In conclusion, then, pursuing high self-esteem will not bring us closer to God. Paul taught, “For if a man think himself to be something, when he is nothing, he deceiveth himself” (Gal 6:3). While the modern world teaches us that we should learn to be content as we are (despite our sometimes errant or wrong behavior). God’s love, however, is always and ever an invitation to live differently, do better, reach higher, and change our very natures through Christ. The antidote to self-loathing is not self-love, but encounters with the divine majesty of God, coupled with a realization of His infinite love for us as His children. These experiences invite us to love God and place Him at the center of our thoughts and affections (rather than ourselves), and to invest ourselves in building His kingdom.
References [ + ]
|1.||↑||Baumeister, Roy F., and Eli J. Finkel, eds. Advanced social psychology: The state of the science. Oxford University Press, 2010.|
|2.||↑||Briggs, Dorothy Corkille. Your child’s self-esteem: The key to life. Harmony, 1975.|
|3.||↑||Blascovich, Jim, and Joseph Tomaka. “Measures of self-esteem.” Measures of personality and social psychological attitudes 1 (1991): 115-160.|
|4.||↑||Maslow, A.H. (1943). “A theory of human motivation”. Psychological Review. 50(4): 370–96.|

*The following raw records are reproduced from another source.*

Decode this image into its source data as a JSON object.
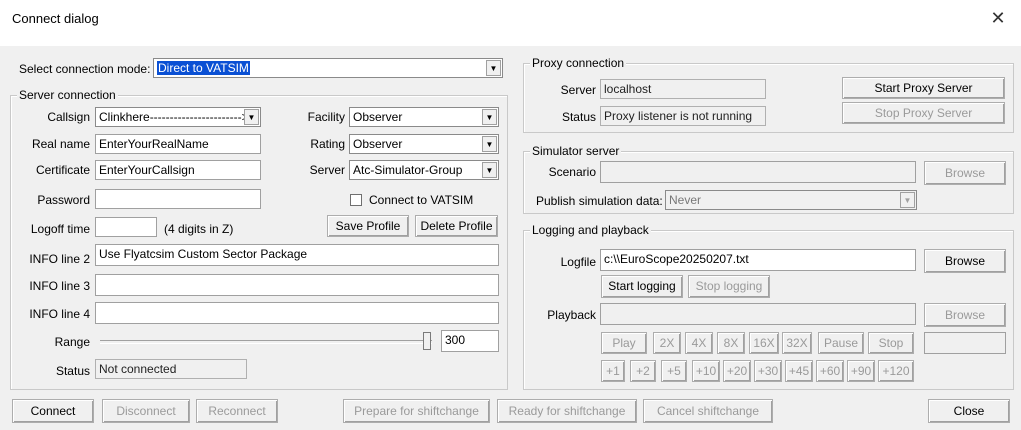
{
  "window": {
    "title": "Connect dialog",
    "close_glyph": "✕"
  },
  "mode": {
    "label": "Select connection mode:",
    "value": "Direct to VATSIM"
  },
  "server_connection": {
    "group_label": "Server connection",
    "callsign_label": "Callsign",
    "callsign_value": "Clinkhere----------------------->",
    "facility_label": "Facility",
    "facility_value": "Observer",
    "realname_label": "Real name",
    "realname_value": "EnterYourRealName",
    "rating_label": "Rating",
    "rating_value": "Observer",
    "certificate_label": "Certificate",
    "certificate_value": "EnterYourCallsign",
    "server_label": "Server",
    "server_value": "Atc-Simulator-Group",
    "password_label": "Password",
    "password_value": "",
    "connect_vatsim_label": "Connect to VATSIM",
    "logoff_label": "Logoff time",
    "logoff_value": "",
    "logoff_hint": "(4 digits in Z)",
    "save_profile": "Save Profile",
    "delete_profile": "Delete Profile",
    "info2_label": "INFO line 2",
    "info2_value": "Use Flyatcsim Custom Sector Package",
    "info3_label": "INFO line 3",
    "info3_value": "",
    "info4_label": "INFO line 4",
    "info4_value": "",
    "range_label": "Range",
    "range_value": "300",
    "status_label": "Status",
    "status_value": "Not connected"
  },
  "proxy": {
    "group_label": "Proxy connection",
    "server_label": "Server",
    "server_value": "localhost",
    "status_label": "Status",
    "status_value": "Proxy listener is not running",
    "start_button": "Start Proxy Server",
    "stop_button": "Stop Proxy Server"
  },
  "simulator": {
    "group_label": "Simulator server",
    "scenario_label": "Scenario",
    "scenario_value": "",
    "browse_button": "Browse",
    "publish_label": "Publish simulation data:",
    "publish_value": "Never"
  },
  "logging": {
    "group_label": "Logging and playback",
    "logfile_label": "Logfile",
    "logfile_value": "c:\\\\EuroScope20250207.txt",
    "browse_button": "Browse",
    "start_logging": "Start logging",
    "stop_logging": "Stop logging",
    "playback_label": "Playback",
    "playback_value": "",
    "playback_browse": "Browse",
    "play": "Play",
    "x2": "2X",
    "x4": "4X",
    "x8": "8X",
    "x16": "16X",
    "x32": "32X",
    "pause": "Pause",
    "stop": "Stop",
    "time_value": "",
    "p1": "+1",
    "p2": "+2",
    "p5": "+5",
    "p10": "+10",
    "p20": "+20",
    "p30": "+30",
    "p45": "+45",
    "p60": "+60",
    "p90": "+90",
    "p120": "+120"
  },
  "bottom": {
    "connect": "Connect",
    "disconnect": "Disconnect",
    "reconnect": "Reconnect",
    "prepare": "Prepare for shiftchange",
    "ready": "Ready for shiftchange",
    "cancel": "Cancel shiftchange",
    "close": "Close"
  }
}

|5.||↑||Elder Dieter F. Uchtdorf, “You Matter to Him,” Ensign, November 2011.|
|6.||↑||Elder Dieter F. Uchtdorf, “You Matter to Him,” Ensign, November 2011.|
|7.||↑||Lewis, C.S. Mere Christianity. HarperCollins, 2001.|
|8.||↑||James Faulconer, “Self-image, self-love, and salvation.”|
|9.||↑||Charles H. Gabriel, “I Stand All Amazed.”|
|10.||↑||Chesterton, Gilbert Keith. Orthodoxy. Moody Publishers, 2013.|
|11.||↑||Warner, C. Terry (1986). “What We Are, ” BYU Studies Quarterly, 26(1).|
|12.||↑||James Faulconer, “Self-image, self-love, and salvation.”|